**Source records**

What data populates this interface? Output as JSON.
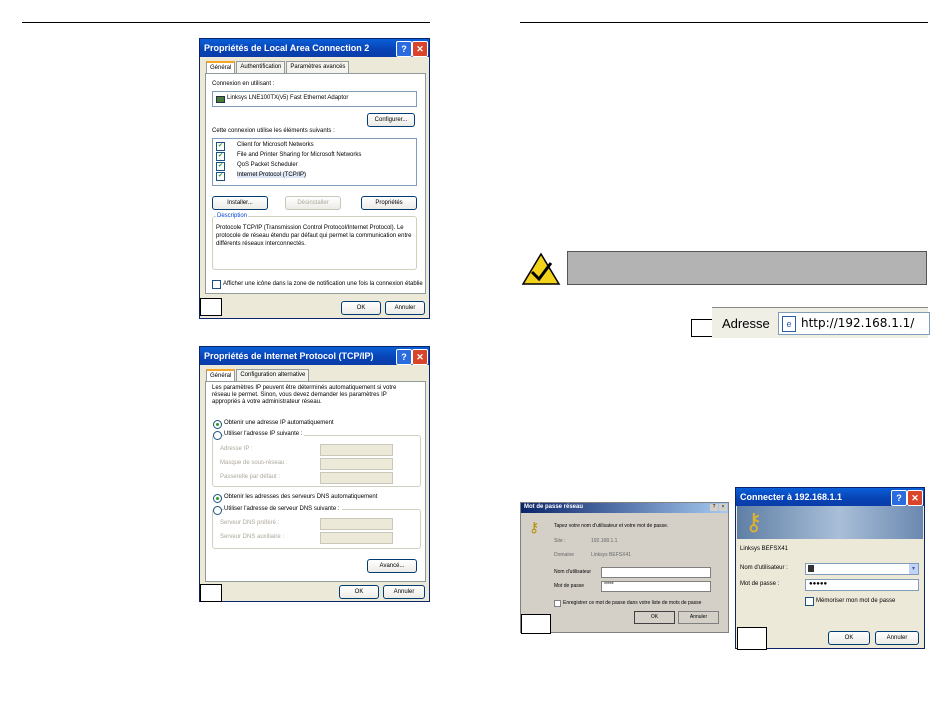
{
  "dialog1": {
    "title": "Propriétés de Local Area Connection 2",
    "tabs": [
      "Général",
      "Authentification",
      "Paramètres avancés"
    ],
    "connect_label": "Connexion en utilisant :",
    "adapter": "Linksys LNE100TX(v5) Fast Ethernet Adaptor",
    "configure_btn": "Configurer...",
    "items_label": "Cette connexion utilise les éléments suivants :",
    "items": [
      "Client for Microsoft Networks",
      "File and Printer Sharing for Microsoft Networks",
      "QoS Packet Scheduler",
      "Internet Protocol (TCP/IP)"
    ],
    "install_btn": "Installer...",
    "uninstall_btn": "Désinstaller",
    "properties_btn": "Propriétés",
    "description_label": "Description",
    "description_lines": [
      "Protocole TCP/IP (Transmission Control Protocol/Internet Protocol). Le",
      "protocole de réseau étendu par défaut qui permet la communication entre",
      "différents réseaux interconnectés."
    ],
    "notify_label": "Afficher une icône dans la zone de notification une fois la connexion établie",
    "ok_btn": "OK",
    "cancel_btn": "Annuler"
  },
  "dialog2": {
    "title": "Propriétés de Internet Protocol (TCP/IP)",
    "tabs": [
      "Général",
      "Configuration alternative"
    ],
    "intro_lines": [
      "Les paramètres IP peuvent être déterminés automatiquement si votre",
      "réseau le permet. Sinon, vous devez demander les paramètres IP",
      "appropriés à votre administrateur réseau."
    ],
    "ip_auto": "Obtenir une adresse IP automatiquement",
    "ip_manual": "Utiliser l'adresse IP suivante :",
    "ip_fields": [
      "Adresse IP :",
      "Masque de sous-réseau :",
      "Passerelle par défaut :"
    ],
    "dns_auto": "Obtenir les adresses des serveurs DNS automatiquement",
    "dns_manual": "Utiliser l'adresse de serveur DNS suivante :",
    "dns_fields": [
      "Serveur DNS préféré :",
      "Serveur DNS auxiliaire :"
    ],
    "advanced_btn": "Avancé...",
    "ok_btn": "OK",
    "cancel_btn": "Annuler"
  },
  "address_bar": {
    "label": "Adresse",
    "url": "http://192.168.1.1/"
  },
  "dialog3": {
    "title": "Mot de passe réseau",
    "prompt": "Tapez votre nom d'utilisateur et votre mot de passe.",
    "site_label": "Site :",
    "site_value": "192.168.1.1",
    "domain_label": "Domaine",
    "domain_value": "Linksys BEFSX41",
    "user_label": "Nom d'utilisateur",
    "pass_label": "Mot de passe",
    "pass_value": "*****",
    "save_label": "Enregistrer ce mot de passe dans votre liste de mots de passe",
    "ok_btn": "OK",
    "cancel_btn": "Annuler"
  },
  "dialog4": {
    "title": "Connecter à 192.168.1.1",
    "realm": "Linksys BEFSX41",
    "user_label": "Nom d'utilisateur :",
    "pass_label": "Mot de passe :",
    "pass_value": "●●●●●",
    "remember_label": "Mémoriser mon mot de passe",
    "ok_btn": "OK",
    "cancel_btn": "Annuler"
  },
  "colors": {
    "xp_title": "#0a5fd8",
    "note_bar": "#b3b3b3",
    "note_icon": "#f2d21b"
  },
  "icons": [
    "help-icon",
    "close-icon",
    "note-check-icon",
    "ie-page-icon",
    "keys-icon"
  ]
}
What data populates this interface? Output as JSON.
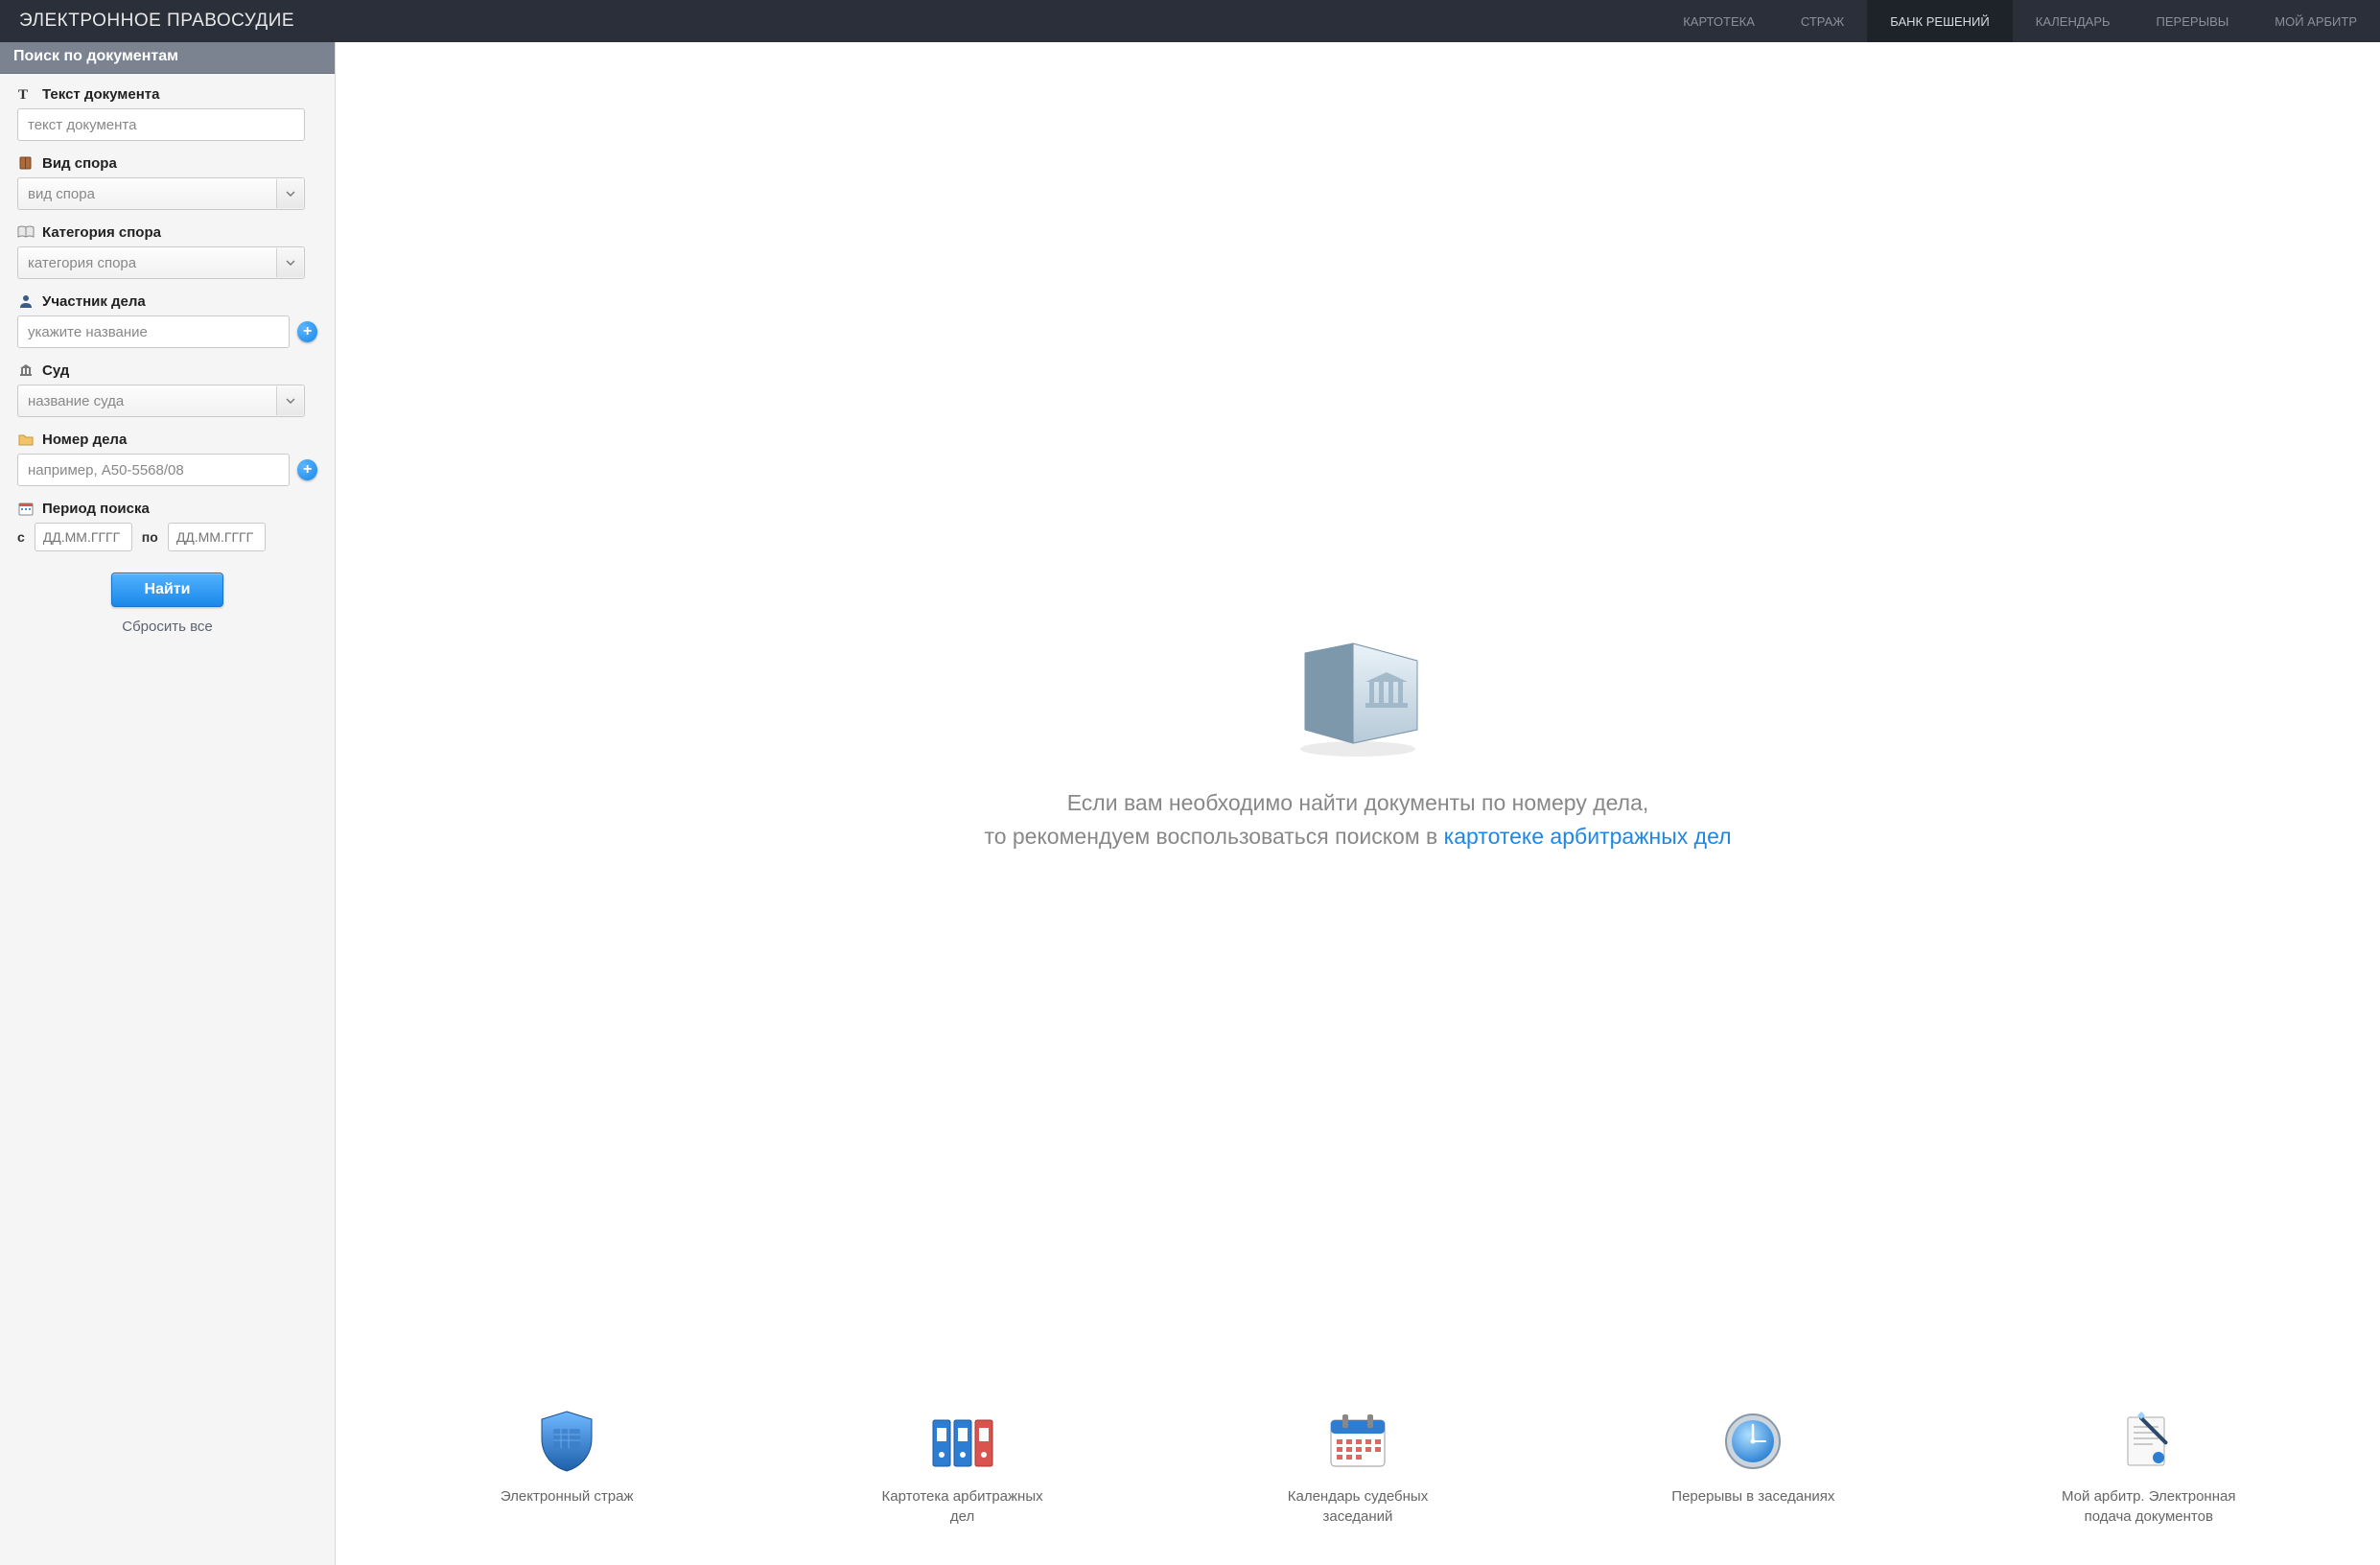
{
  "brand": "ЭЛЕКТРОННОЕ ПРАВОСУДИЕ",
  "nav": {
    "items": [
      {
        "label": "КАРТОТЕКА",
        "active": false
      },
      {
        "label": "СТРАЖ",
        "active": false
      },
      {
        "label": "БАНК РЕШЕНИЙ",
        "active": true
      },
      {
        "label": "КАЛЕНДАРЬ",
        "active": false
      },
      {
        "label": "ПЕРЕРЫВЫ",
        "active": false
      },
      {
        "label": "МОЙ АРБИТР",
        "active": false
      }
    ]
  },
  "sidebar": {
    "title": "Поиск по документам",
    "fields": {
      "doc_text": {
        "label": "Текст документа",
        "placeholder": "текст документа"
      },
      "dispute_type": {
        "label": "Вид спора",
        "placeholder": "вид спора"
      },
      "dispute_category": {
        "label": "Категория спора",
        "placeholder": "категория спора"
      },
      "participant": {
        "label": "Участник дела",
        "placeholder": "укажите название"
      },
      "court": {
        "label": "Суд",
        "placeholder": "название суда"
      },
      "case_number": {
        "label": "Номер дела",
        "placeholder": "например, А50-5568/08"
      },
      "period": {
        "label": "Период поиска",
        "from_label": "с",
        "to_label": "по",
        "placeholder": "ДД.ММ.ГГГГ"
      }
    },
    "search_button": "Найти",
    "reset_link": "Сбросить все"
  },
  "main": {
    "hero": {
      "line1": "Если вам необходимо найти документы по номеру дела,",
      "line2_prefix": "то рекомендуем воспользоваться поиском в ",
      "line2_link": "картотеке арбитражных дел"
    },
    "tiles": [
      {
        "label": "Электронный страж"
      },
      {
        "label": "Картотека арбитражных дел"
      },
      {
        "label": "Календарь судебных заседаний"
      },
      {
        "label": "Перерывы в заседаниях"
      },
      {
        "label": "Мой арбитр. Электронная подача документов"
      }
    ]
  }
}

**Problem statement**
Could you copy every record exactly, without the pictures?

**Reply**
What data populates this interface? Output as JSON.
{
  "dialog1": {
    "title": "Propriétés de Local Area Connection 2",
    "tabs": [
      "Général",
      "Authentification",
      "Paramètres avancés"
    ],
    "connect_label": "Connexion en utilisant :",
    "adapter": "Linksys LNE100TX(v5) Fast Ethernet Adaptor",
    "configure_btn": "Configurer...",
    "items_label": "Cette connexion utilise les éléments suivants :",
    "items": [
      "Client for Microsoft Networks",
      "File and Printer Sharing for Microsoft Networks",
      "QoS Packet Scheduler",
      "Internet Protocol (TCP/IP)"
    ],
    "install_btn": "Installer...",
    "uninstall_btn": "Désinstaller",
    "properties_btn": "Propriétés",
    "description_label": "Description",
    "description_lines": [
      "Protocole TCP/IP (Transmission Control Protocol/Internet Protocol). Le",
      "protocole de réseau étendu par défaut qui permet la communication entre",
      "différents réseaux interconnectés."
    ],
    "notify_label": "Afficher une icône dans la zone de notification une fois la connexion établie",
    "ok_btn": "OK",
    "cancel_btn": "Annuler"
  },
  "dialog2": {
    "title": "Propriétés de Internet Protocol (TCP/IP)",
    "tabs": [
      "Général",
      "Configuration alternative"
    ],
    "intro_lines": [
      "Les paramètres IP peuvent être déterminés automatiquement si votre",
      "réseau le permet. Sinon, vous devez demander les paramètres IP",
      "appropriés à votre administrateur réseau."
    ],
    "ip_auto": "Obtenir une adresse IP automatiquement",
    "ip_manual": "Utiliser l'adresse IP suivante :",
    "ip_fields": [
      "Adresse IP :",
      "Masque de sous-réseau :",
      "Passerelle par défaut :"
    ],
    "dns_auto": "Obtenir les adresses des serveurs DNS automatiquement",
    "dns_manual": "Utiliser l'adresse de serveur DNS suivante :",
    "dns_fields": [
      "Serveur DNS préféré :",
      "Serveur DNS auxiliaire :"
    ],
    "advanced_btn": "Avancé...",
    "ok_btn": "OK",
    "cancel_btn": "Annuler"
  },
  "address_bar": {
    "label": "Adresse",
    "url": "http://192.168.1.1/"
  },
  "dialog3": {
    "title": "Mot de passe réseau",
    "prompt": "Tapez votre nom d'utilisateur et votre mot de passe.",
    "site_label": "Site :",
    "site_value": "192.168.1.1",
    "domain_label": "Domaine",
    "domain_value": "Linksys BEFSX41",
    "user_label": "Nom d'utilisateur",
    "pass_label": "Mot de passe",
    "pass_value": "*****",
    "save_label": "Enregistrer ce mot de passe dans votre liste de mots de passe",
    "ok_btn": "OK",
    "cancel_btn": "Annuler"
  },
  "dialog4": {
    "title": "Connecter à 192.168.1.1",
    "realm": "Linksys BEFSX41",
    "user_label": "Nom d'utilisateur :",
    "pass_label": "Mot de passe :",
    "pass_value": "●●●●●",
    "remember_label": "Mémoriser mon mot de passe",
    "ok_btn": "OK",
    "cancel_btn": "Annuler"
  },
  "colors": {
    "xp_title": "#0a5fd8",
    "note_bar": "#b3b3b3",
    "note_icon": "#f2d21b"
  },
  "icons": [
    "help-icon",
    "close-icon",
    "note-check-icon",
    "ie-page-icon",
    "keys-icon"
  ]
}
What data populates this interface? Output as JSON.
{
  "brand": "ЭЛЕКТРОННОЕ ПРАВОСУДИЕ",
  "nav": {
    "items": [
      {
        "label": "КАРТОТЕКА",
        "active": false
      },
      {
        "label": "СТРАЖ",
        "active": false
      },
      {
        "label": "БАНК РЕШЕНИЙ",
        "active": true
      },
      {
        "label": "КАЛЕНДАРЬ",
        "active": false
      },
      {
        "label": "ПЕРЕРЫВЫ",
        "active": false
      },
      {
        "label": "МОЙ АРБИТР",
        "active": false
      }
    ]
  },
  "sidebar": {
    "title": "Поиск по документам",
    "fields": {
      "doc_text": {
        "label": "Текст документа",
        "placeholder": "текст документа"
      },
      "dispute_type": {
        "label": "Вид спора",
        "placeholder": "вид спора"
      },
      "dispute_category": {
        "label": "Категория спора",
        "placeholder": "категория спора"
      },
      "participant": {
        "label": "Участник дела",
        "placeholder": "укажите название"
      },
      "court": {
        "label": "Суд",
        "placeholder": "название суда"
      },
      "case_number": {
        "label": "Номер дела",
        "placeholder": "например, А50-5568/08"
      },
      "period": {
        "label": "Период поиска",
        "from_label": "с",
        "to_label": "по",
        "placeholder": "ДД.ММ.ГГГГ"
      }
    },
    "search_button": "Найти",
    "reset_link": "Сбросить все"
  },
  "main": {
    "hero": {
      "line1": "Если вам необходимо найти документы по номеру дела,",
      "line2_prefix": "то рекомендуем воспользоваться поиском в ",
      "line2_link": "картотеке арбитражных дел"
    },
    "tiles": [
      {
        "label": "Электронный страж"
      },
      {
        "label": "Картотека арбитражных дел"
      },
      {
        "label": "Календарь судебных заседаний"
      },
      {
        "label": "Перерывы в заседаниях"
      },
      {
        "label": "Мой арбитр. Электронная подача документов"
      }
    ]
  }
}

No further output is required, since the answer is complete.